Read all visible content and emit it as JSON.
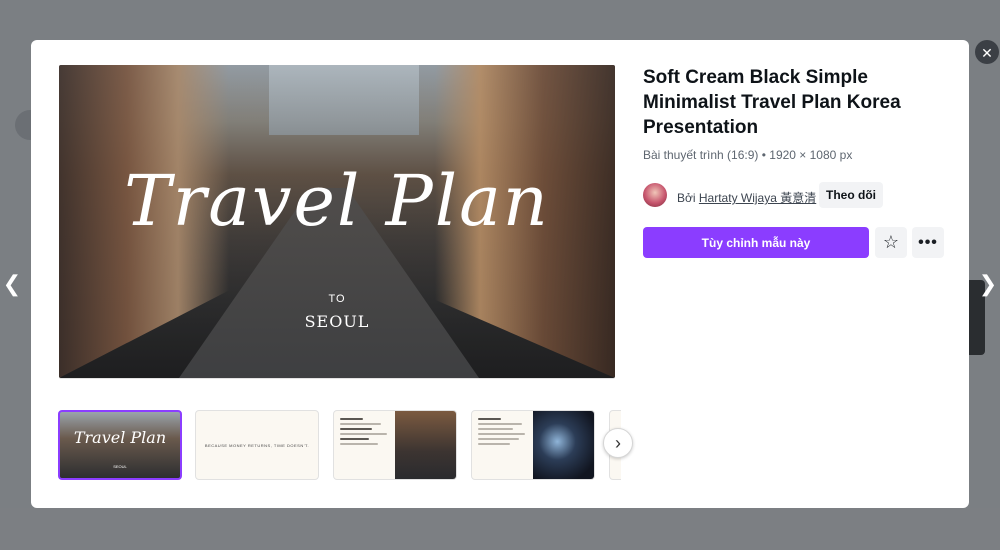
{
  "template": {
    "title": "Soft Cream Black Simple Minimalist Travel Plan Korea Presentation",
    "meta": "Bài thuyết trình (16:9) • 1920 × 1080 px",
    "author_prefix": "Bởi",
    "author_name": "Hartaty Wijaya 黃意清",
    "follow_label": "Theo dõi",
    "customize_label": "Tùy chỉnh mẫu này"
  },
  "preview": {
    "title": "Travel Plan",
    "to": "TO",
    "city": "SEOUL"
  },
  "thumbnails": {
    "t1_title": "Travel Plan",
    "t1_city": "SEOUL",
    "t2_quote": "BECAUSE MONEY RETURNS, TIME DOESN'T."
  },
  "icons": {
    "close": "close-icon",
    "prev": "chevron-left-icon",
    "next": "chevron-right-icon",
    "star": "star-icon",
    "more": "more-horizontal-icon",
    "thumbs_next": "chevron-right-icon"
  },
  "colors": {
    "accent": "#8b3dff"
  }
}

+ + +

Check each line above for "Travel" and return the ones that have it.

    "title": "Soft Cream Black Simple Minimalist Travel Plan Korea Presentation",
    "title": "Travel Plan",
    "t1_title": "Travel Plan",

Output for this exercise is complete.